Levinson’s new tracks stir memories


Vermont native singer/songwriter Justin Levinson is on a roll, and he’s rocking hard. 

His third album, featuring his band The Valcours, is quick to get stuck in your head and even quicker to cause reflection on every single one of your past relationships in a shockingly positive way for an album so somber.  

The first track, “Water Wears the Rock,” sets the stage for an album full of deeply metaphorical writing and a sinking sense that heartbreak doesn’t have a cure. 

Cleverly crafted electronic drumbeats introduce the track, and Levinson’s piano falls in with the beat soon after. His raw-sounding voice accompanied by his sharp-as-glass lyrics blend with a pop sound in the instrumentation that will catch anyone’s attention. 
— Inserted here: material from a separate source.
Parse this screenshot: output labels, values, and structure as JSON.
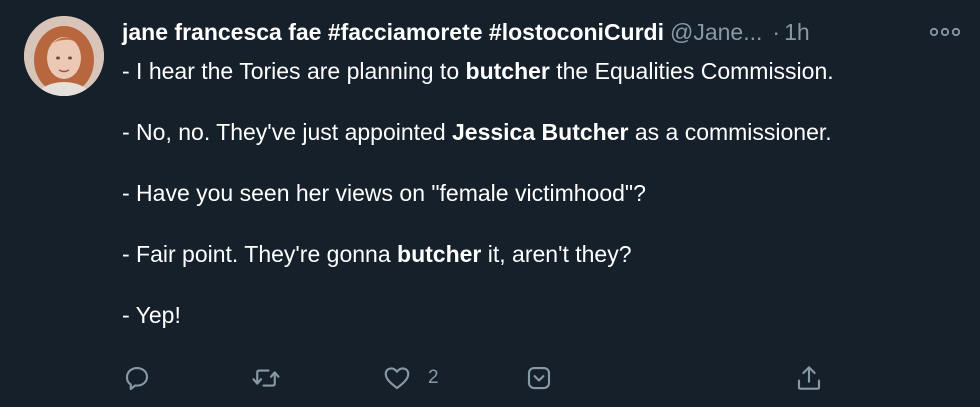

Finally, a goose bump raising harmony enters the mix, hooks the listener and reels him in with no escape. 

“You Became a Ghost” follows the kick-off track with an equally driving beat and eeriness consistent with the track title. The cutting lyrics balance with UVM English professor Sean Witters’ smooth, energetic guitar leads, and the celebrated Simon Plumpton drives it home on drums that run through the track right up to the harshly sudden ending. 

Not letting a weak song break his listener’s trance, Levinson somehow manages to trump the first two tracks with the third. “Love You Goodbye,” featuring local singer/songwriter and production artist Gregory Douglass, opens with the most image-provoking lyrics yet: “Flood gates have opened wide, the ticking clock is out of time. I’ve come undone, lost your love. I don’t wanna die alone.” 

Douglass’ distinctive production style comes through on this track in his unique drum sequencing, while Levinson slips in some sarcastic humor that lets the listener crack a smile for a few phrases as Douglass’ vocal harmony falls into place. The smile lasts through the words “I love you,” before he pauses to sing “Goodbye,” and the beat drops in with distorted guitar and a driving drum line. 

Staying consistent, “Let You Go” remains heartbreakingly beautiful and significant – “You’ve gotta tell me that you’re done so I can let you go.” Simple lyrics carry the song, as does Will Dailey’s gentle harmony and album producer Colin McCaffrey’s violin playing. 

“Bar Scene” and “I’ll Be Ok” lighten the mood for a little while, followed by “I Was So Wrong,” a lyrically gloomy duet with a heartwarming vocal melody that features Liz Longley

“Million Tears” takes the listener back to the initial feelings of the album – “Tell me how you wage war with so many broken hearts.” These jagged lyrics, a Beatles-esque vocal melody and illustrious Burlington side musician Joshua Glass’ flawless harmony accompany Witters’ bluesy guitar lines and Levinson’s heavy heart. 

“Say What You’re Gonna Say” starts to bring the album home and sends a message similar to that of the other tracks. The “Art of the Album” is clearly not lost on Levinson. Upbeat instrumentation, including a tasteful horn section that gives the track a full sound, accompanies a drumbeat that gives it bounce. 

Levinson wraps it all up with “If You’re Happier.” Similar to ADELE’s “Someone Like You,” this track is Levinson’s final pitch: “you had to have your distance […] I will pretend that I don’t give a damn, cause if you’re happier, I guess I’ll understand.” You can’t say goodbye in a much better way than that.

Levinson will celebrate the release of his album at Nectar’s in downtown Burlington on Jan. 7. It will later be for sale on iTunes and CD Baby.